“The Devlin Diary” was a historical fiction murder mystery that intertwined the lives of Claire in present day London and Hannah in 1672 London very well. I liked Claire’s character immediately, as she struggles with simple decisions that surround her as she starts to become attracted to some of the other professors teaching with her at Trinity College in England. A reader could easily identify with her wit and personality from the first page. Likewise, Hannah’s strength and courage is highlighted as she navigates King Charles’ dangerous court as the only female physician – something others do not condone. Taken together, the women’s stories reveal the expected intrigue and violent murders through strong writing and a solid plot.

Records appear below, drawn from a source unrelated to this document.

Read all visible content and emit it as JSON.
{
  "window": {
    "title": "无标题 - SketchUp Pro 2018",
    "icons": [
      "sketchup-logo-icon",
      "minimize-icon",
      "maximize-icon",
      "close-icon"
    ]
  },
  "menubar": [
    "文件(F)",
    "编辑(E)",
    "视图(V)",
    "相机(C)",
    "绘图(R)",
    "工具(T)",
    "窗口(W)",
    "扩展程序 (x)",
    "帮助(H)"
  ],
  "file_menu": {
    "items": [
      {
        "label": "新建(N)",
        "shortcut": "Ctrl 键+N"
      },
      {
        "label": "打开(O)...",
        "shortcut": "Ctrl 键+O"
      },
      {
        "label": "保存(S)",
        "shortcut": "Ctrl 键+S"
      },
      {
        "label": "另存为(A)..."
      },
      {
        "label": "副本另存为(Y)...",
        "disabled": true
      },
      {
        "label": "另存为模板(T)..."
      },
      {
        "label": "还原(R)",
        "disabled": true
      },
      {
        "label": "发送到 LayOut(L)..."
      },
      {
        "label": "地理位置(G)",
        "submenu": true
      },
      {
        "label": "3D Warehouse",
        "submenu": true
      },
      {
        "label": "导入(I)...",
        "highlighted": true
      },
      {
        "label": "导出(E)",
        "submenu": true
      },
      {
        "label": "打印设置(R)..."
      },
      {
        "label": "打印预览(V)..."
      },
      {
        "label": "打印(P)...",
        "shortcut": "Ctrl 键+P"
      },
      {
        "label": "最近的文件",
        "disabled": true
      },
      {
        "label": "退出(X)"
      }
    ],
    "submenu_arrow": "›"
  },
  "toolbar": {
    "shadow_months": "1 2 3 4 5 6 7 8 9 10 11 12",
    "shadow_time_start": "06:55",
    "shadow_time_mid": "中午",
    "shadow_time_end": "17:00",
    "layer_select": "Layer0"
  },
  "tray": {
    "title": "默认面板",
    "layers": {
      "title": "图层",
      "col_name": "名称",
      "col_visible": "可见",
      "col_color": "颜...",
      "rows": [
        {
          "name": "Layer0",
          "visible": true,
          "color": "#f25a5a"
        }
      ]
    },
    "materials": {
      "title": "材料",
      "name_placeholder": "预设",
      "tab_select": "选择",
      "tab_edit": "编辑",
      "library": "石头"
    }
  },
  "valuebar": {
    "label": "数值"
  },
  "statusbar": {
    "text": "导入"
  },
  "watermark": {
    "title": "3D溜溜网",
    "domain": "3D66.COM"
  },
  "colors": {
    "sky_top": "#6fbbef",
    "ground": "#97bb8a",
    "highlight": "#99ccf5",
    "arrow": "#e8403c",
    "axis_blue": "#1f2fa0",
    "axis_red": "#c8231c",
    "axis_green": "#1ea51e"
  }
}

The murders at the King’s court are not properly investigated because the King is implicated as a primary suspect. This perspective made me thankful for the investigative journalism that our society enjoys today. While there may be cover ups, at least there are people asking questions, and a police force working for the benefit of the people, two things that did not exist in Hannah’s time. Although Hannah’s tale is interesting, the murder mystery aspect isn’t revealed until more than halfway through the book. Claire’s story in the present is a bit more cohesive because she stumbles upon Hannah’s diary earlier on. In this respect, the second part of the novel seemed a little disjointed from the first part, each story reading as two distinct segments. Near the end, the mystery was solved a little too conveniently, as Claire and others speculate about motivations and actions which they could not possibly know. But, the story tied up well, and ultimately I would prefer a too perfect ending to one which leaves too many questions.
For anyone looking for a good historical fiction novel, I would recommend this one!